Tropic Cinema Offers a Dark and Funny Brew
Reviewed by Shirrel Rhoades
Film Critic, Cooke Communications
With three powerful new films, and one strong holdover, Tropic Cinema gets serious -- in the tone of its new films.
"Rosewater" is political satirist Jon Stewart’s directorial debut, and no, it’s not a comedy. Instead he gives us the true story of Maziar Bahari, an Iranian-Canadian journalist who was held for 118 days in Tehran. Kaplan vs. Kaplan calls it "a compelling film that reveals much about the Iranian ideology, and the paranoia of its leaders." Schmoes Knows says it’s "an incredible experience." And Flick Fhilosopher adds, "Jon Stewart's first film is passionate and principled, as I expected, but also hopeful, almost serene, and even gently amusing, which I did not."

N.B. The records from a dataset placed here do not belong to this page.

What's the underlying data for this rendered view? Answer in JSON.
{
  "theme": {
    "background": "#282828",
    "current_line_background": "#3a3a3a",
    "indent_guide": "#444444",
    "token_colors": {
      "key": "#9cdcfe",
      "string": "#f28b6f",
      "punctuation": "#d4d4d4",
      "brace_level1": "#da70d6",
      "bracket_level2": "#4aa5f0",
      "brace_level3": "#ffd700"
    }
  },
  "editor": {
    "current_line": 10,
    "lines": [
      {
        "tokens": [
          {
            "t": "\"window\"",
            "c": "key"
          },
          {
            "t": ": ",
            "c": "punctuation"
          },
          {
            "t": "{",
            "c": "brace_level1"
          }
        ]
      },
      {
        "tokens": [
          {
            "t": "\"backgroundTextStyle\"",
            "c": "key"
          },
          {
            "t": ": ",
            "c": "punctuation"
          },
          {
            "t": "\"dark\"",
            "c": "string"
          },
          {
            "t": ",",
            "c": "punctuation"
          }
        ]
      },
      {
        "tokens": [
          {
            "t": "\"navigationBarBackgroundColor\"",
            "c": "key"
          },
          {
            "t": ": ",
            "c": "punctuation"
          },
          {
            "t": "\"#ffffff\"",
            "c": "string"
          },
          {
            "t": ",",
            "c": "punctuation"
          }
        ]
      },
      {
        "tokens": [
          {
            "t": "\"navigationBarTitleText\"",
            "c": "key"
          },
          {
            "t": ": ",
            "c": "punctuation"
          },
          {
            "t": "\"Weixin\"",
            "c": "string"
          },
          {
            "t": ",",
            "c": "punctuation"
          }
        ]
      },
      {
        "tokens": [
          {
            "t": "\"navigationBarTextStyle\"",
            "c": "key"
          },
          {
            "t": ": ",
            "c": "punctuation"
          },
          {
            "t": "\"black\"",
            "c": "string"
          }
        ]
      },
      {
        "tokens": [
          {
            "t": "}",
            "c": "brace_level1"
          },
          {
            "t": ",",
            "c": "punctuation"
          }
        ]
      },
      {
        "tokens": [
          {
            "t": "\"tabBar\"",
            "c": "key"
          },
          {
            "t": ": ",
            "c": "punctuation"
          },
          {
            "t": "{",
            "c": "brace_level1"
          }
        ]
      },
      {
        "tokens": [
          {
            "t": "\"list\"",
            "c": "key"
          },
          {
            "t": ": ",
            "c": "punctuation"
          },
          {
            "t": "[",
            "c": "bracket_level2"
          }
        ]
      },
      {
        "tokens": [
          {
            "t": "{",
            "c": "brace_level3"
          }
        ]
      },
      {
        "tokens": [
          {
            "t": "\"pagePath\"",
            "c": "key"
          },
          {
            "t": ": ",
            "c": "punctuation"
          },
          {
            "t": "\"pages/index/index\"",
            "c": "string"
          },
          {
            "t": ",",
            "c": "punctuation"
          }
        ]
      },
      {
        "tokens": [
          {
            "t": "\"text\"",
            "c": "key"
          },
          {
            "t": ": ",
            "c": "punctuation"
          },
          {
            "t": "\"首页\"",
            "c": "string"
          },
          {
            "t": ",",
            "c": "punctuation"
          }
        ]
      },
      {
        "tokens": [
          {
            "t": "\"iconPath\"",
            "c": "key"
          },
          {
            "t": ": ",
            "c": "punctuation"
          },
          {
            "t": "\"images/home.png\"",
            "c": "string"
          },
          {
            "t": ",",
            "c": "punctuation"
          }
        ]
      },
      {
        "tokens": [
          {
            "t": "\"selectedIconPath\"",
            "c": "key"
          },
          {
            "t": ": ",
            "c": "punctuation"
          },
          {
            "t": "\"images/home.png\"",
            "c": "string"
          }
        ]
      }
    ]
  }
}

"Whiplash" is the dramatic story of a jazz drummer (Miles Teller) who falls under the tutelage of an old master (J.K. Simmons) at a prestigious music school. Newsday describes it as "primarily two actors and a jazz score, but the result is a crackling good drama that feels almost like a thriller." And Tampa Bay Times calls it a "musical drama with a Hitchcock heart, a minor-key thriller set to a double time swing beat."
"Birdman" is a comedy, but a decidedly black one. A washed-up movie star (Michael Keaton) tries to revive his career by putting on a Broadway play. The pressure mounts and reality fades. The Miami Herald observes, "’Birdman’ takes advantage of every facet of Keaton's talent, from his knack for absurdist comedy to his seemingly effortless ability to tap into graceful profundity without making a big show of it." And the Toledo Blade says, "Regardless of his connection to the role, Keaton is transformative and mesmerizing, altering in moments almost every audience preconception."
Holding over is another dark comedy, "St. Vincent." An old curmudgeon (Bill Murray) takes on a babysitting job, dragging his young ward to inappropriate places such as the horse track and bars. He’s mean, but lovable (sort of). Ozus' World Movie Reviews notes "Bill Murray plays the grouchy old man as well as anybody in Hollywood." San Francisco Chronicle grouses, "One of these days, someone should make a movie about a really nasty old guy who, by the end of the story, is still a nasty old guy." And amNewYork concludes, "It's a chance for Murray to act the hell out of a juicy part."
Dark and funny -- a strong brew at the Tropic.